Most humidifiers that are ideal for allergy sufferers are single-room units—as you might have noticed. However, there are whole-house humidifiers that work as well. The Aprilaire 700 is one of them.
This is a flow-through humidifier. This means it does not use tanks and stays very clean, resulting in few irritants in the air. The display is easy to read and use. While it is difficult to install, the results are worth paying a professional to get it done.
7. Vicks Warm Mist Humidifier
Vicks is a name all allergy sufferers know well. As such, you expect that this humidifier will be great for allergies, and sure enough, it is. This unit uses steam vapor, reaching a temperature that kills bacteria and viruses, as well as neutralizing many allergy triggers.
When the tank is empty, the unit will shut itself off. It will also do so as soon as the humidity level you desire has been reached. You can also adjust the power level to suit different sizes of rooms.
8. Vornado Ultra3
The Vornado Ultra3 is a powerful humidifier with a small footprint, allowing you to place it most anywhere. You can adjust the fan to three different speeds to get the exact output you need.
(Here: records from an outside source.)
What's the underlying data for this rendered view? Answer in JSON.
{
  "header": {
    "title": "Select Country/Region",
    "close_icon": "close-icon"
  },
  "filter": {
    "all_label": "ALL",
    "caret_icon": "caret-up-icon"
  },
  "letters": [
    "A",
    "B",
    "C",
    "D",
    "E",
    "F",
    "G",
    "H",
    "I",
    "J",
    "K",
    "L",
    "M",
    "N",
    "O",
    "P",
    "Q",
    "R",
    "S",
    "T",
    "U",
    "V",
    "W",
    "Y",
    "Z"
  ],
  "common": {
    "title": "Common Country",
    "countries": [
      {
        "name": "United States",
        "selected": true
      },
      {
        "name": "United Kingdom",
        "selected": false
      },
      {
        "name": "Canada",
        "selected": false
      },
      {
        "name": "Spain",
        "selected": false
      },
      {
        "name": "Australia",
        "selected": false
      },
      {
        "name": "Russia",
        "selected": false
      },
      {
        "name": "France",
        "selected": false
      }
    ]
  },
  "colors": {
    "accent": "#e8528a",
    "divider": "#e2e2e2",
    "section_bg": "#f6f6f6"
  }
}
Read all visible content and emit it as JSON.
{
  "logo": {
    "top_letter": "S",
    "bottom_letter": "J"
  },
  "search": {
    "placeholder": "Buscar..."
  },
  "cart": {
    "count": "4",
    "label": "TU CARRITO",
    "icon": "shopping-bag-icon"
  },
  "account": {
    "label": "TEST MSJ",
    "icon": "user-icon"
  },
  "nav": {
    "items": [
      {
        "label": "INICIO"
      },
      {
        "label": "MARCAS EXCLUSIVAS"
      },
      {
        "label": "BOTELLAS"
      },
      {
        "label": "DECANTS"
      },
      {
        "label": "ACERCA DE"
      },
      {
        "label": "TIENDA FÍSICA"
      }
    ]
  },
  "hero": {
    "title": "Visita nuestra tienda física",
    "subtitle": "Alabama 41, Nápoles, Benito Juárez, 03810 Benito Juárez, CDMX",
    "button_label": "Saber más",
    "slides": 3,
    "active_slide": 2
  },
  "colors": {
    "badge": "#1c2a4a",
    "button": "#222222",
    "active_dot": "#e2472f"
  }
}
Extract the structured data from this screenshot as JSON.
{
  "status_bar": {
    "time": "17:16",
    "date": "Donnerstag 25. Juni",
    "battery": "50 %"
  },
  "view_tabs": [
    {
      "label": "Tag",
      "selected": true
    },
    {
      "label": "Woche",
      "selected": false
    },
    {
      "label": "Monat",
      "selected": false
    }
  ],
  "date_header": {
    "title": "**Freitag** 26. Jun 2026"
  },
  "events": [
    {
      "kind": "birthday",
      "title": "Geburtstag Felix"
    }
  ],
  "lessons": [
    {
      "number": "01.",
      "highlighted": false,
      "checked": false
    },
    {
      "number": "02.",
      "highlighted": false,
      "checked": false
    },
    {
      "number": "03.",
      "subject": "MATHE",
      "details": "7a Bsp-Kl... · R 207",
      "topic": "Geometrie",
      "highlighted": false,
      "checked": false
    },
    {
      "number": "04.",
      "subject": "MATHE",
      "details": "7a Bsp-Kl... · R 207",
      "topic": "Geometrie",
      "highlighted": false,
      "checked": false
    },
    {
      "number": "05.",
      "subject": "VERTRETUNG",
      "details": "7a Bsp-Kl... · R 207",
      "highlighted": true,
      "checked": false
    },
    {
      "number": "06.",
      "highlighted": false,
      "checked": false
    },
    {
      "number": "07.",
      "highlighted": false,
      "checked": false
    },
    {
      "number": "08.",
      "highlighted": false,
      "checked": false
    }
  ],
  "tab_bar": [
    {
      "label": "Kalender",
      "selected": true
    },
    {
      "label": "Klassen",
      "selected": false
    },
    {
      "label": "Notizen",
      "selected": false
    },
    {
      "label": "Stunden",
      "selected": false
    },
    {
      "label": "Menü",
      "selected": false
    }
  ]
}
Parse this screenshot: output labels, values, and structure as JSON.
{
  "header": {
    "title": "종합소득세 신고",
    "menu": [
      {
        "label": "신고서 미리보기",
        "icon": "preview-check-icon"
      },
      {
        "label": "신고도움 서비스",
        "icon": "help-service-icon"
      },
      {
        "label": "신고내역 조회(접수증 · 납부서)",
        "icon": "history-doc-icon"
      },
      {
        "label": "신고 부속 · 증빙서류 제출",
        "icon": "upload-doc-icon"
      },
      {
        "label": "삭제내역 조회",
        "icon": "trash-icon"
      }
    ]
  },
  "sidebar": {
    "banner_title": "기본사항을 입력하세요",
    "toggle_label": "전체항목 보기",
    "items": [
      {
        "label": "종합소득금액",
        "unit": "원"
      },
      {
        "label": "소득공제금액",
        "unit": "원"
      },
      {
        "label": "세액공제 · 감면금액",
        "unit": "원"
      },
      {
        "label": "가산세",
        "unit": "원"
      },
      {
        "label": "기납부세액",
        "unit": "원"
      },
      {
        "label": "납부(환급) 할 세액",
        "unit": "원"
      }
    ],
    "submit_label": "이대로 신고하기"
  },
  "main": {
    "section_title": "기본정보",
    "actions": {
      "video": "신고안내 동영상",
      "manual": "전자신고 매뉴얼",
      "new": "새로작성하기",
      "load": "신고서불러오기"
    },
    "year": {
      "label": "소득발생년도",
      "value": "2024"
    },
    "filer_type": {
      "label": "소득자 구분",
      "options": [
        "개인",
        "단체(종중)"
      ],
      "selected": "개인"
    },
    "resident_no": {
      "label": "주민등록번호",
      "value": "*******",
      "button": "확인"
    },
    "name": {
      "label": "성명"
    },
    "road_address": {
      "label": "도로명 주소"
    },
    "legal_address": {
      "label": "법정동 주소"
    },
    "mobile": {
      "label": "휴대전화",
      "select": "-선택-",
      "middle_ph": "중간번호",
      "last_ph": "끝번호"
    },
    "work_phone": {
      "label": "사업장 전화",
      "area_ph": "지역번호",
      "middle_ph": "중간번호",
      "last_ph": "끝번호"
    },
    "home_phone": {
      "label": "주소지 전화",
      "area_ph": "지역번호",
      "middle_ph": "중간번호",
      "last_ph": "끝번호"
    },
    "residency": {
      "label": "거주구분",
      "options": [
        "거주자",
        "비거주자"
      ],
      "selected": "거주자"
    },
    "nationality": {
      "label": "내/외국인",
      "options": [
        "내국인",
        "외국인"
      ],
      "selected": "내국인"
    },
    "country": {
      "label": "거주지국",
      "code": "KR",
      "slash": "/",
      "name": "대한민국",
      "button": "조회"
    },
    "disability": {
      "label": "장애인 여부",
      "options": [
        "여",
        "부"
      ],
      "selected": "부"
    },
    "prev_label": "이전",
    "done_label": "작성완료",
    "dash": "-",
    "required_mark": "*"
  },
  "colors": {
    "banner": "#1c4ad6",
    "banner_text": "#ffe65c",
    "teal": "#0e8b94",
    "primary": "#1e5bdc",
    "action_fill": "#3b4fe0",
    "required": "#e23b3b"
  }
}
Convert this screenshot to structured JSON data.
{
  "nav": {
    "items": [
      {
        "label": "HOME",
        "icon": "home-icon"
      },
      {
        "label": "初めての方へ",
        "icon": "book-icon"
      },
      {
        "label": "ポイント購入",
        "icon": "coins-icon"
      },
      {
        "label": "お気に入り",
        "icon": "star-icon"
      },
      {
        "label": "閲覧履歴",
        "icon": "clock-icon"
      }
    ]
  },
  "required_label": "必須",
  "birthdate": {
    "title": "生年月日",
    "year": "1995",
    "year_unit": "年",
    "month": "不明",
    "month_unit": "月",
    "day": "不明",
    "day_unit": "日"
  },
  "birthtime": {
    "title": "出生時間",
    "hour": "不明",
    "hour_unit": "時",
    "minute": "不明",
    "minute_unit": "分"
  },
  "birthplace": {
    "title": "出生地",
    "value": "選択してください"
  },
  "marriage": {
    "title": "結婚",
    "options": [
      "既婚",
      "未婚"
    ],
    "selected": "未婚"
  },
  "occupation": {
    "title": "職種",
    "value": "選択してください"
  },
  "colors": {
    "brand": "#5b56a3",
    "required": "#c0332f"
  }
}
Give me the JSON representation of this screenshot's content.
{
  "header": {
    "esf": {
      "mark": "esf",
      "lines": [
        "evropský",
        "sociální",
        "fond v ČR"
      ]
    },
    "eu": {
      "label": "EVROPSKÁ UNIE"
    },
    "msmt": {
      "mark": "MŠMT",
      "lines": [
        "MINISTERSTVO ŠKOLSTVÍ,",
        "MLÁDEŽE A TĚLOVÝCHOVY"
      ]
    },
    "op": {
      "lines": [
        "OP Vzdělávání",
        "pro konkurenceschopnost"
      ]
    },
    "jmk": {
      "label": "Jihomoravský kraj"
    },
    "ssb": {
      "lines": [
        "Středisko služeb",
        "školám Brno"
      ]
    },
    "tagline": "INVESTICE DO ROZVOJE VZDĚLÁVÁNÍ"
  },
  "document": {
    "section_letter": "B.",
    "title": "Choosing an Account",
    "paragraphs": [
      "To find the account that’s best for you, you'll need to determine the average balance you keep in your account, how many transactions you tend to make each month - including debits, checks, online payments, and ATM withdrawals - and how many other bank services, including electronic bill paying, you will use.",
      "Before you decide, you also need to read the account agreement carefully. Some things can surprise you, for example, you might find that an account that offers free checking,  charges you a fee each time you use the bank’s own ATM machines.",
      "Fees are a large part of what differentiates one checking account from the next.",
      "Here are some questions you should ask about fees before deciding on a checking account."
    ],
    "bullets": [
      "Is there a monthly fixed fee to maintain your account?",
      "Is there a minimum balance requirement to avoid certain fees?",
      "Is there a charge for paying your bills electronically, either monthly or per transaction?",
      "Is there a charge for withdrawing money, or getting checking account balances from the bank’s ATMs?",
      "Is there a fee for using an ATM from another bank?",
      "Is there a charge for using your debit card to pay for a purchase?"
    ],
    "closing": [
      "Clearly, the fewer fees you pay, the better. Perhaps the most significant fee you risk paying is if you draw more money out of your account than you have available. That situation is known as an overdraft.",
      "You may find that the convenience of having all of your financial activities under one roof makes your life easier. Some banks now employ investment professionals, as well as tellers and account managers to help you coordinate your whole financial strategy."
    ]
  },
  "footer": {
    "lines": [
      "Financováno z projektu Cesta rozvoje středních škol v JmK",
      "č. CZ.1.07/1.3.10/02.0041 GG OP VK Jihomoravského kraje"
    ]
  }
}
Depending on the settings, it can output two gallons every 24 hours, which means you will need to fill the tank twice a day.
The controls are easy to use and LED lights ensure you can see what is working. Once filled, it takes only a few minutes for the steam to be produced. Finally, it has an interesting look that many will find more aesthetically pleasing than the average humidifier.
9. Honeywell HE120A Whole House Humidifier
Here we have another whole-house humidifier from Honeywell. This one is a drum style, which does mean you need to keep it very clean to avoid making your allergies worse. However, depending on the setup of your home, drum-style humidifiers may be your only choice.
Unlike many whole-house humidifiers, this one comes with an installation kit. It is an easy install, so you should feel confident doing it yourself. This model works for small and medium-sized homes.
10. ASOM Cool Mist Humidifier
Finally, we wanted to include a humidifier that is both fun and effective. This model from ASOM has LED lights that change colors as well as an aroma diffuser for your essential oils. The spout can spin 360 degrees, ensuring that you get even discernment no matter where you place the unit.
The mist it emits is light, making it ideal for those who find other humidifiers too heavy. It is also very quiet when on. Ultimately, this is a solid choice for anyone looking for something a little different.
Tips for Dealing with Allergies
While getting a humidifier is a great start to fighting your allergy symptoms, it will not be enough on its own. Instead, think of it as an extra weapon in your battle against allergy discomfort. To further help yourself, use our tips below.
- Learn what triggers you. In addition to being tested for allergies, notice your surroundings when your allergies flare up. Think about everything from the plants around you to the time of day. This will help you narrow down on your triggers and avoid them.
- Alter your home and office to minimize your exposure to the triggers. This may mean keeping pets out of the bedroom, using an air filter in your office, or even banning triggers like perfume from your home.
- Use a saline nasal spray. These sprays help to keep the nasal passages moist and better able to fight your triggers. Since they do not contain steroids or other medicinal ingredients, they are safe to use as many times a day as you want and can be used long term.
- Keep up with your doctor appointments. Your allergies can change as you get older, and you need to stay on top of them. Not to mention that new forms of treatment are developed all the time, and you want to benefit from them.
If you have allergies, you do not need to simply put up with their symptoms. Instead, you can find ways to cut down on the symptoms, including using a humidifier. All you need to do is purchase the one that is best for you.